Management: Propagated through seed. Takes 3-4 months to reach maturity. Quicker maturing varieties now available. In some cultivars, the crop may be left to give a second or even a third harvest by cutting off mature stems. The second crop may be as good as the first (Turkana) or better, but the third is always much less. Diseases are a limiting factor in later harvests.

Season: Mature crop in February-March in Machakos, Kitui, Embu, Mbeere, Tharaka, Meru, in June-July in Kitui, Mwingi, Tharaka (second harvest from same crop) and in July-September in Turkana (with up to three harvests).


Figure


Figure

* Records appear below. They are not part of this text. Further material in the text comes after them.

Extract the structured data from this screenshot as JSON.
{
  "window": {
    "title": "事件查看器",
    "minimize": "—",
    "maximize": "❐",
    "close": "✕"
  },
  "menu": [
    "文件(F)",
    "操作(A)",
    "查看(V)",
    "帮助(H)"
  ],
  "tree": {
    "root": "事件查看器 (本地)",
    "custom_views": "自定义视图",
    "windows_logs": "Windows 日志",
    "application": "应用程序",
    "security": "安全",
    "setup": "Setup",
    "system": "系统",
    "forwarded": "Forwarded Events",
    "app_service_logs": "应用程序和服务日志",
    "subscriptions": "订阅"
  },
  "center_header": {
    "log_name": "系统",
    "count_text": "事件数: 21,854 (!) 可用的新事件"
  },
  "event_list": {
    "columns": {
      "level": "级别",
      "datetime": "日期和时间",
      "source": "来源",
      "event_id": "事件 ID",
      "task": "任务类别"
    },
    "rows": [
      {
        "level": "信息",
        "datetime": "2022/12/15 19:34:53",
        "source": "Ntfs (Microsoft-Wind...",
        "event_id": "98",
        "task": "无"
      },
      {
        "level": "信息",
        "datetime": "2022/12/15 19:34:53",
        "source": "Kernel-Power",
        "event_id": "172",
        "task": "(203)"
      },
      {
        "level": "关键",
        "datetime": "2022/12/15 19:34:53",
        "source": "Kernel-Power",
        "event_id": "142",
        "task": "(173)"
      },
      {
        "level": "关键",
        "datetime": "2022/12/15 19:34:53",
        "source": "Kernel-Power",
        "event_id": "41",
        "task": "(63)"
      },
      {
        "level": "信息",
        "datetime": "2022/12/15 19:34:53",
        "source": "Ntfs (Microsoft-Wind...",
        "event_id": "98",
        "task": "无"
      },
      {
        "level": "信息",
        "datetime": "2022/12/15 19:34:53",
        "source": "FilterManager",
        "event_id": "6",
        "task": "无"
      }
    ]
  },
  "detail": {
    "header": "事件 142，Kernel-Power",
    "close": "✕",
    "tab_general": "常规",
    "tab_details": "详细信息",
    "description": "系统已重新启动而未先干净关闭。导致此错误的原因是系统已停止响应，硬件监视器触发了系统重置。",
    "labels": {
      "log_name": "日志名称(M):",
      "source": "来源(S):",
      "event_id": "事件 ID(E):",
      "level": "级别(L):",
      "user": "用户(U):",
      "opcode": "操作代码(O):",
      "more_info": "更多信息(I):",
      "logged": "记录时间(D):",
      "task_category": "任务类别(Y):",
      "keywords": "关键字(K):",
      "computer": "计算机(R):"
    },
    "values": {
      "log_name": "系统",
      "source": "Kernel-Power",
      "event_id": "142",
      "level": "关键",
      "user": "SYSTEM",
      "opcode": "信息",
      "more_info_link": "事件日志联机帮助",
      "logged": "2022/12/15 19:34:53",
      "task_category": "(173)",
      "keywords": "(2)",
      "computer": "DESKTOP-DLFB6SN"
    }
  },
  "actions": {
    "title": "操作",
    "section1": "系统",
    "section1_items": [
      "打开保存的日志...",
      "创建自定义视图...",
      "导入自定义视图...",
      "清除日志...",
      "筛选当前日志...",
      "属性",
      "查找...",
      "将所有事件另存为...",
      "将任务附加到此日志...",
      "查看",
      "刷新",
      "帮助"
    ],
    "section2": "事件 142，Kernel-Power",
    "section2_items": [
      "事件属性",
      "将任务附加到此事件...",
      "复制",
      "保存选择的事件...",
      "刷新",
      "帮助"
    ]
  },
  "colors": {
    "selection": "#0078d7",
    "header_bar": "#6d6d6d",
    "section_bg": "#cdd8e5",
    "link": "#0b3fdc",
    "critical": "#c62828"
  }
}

Remarks: Sorghum is a crop that has been cultivated since ancient times and hence a great number of cultivars exist. Local people not only distinguish the various forms using morphological characters (like plant height, stem colour and thickness, size and shape of the ear, colour and shape of grain) but also others such as taste and hardness of the grain. Like many other traditional grain foods, sorghum has declined in importance compared to maize among many communities. It is, however, still a staple food among the Luo, Teso and agricultural Turkana.

Sorghum is believed to have originated in north-eastern Africa. Its diversity among the communities in southern Sudan and bordering communities in Kenya and Ethiopia is of great interest. Many varieties become extinct each year due to disuse or introduction of more competitive varieties. Sorghum's close wild relative, S. arundinaceum (Kamba: mukombi, imila, Turkana: etiriwae) is commonly seen in association with it. It is common in the Kibwezi area and in Laikipia. De Wet and Harlan (1971) combined all spontaneously occurring taxa into S. bicolor ssp. arundinaceum (Desv.) de Wet and Harlan and all cultivated taxa into S. bicolor ssp. bicolor. Harlan (1971) considered that sorghum was domesticated in the savannah somewhere between Chad and the Sudan where ssp. arundinaceum is abundant and still harvested as a cereal in times of scarcity.


Sorghum arundinaceum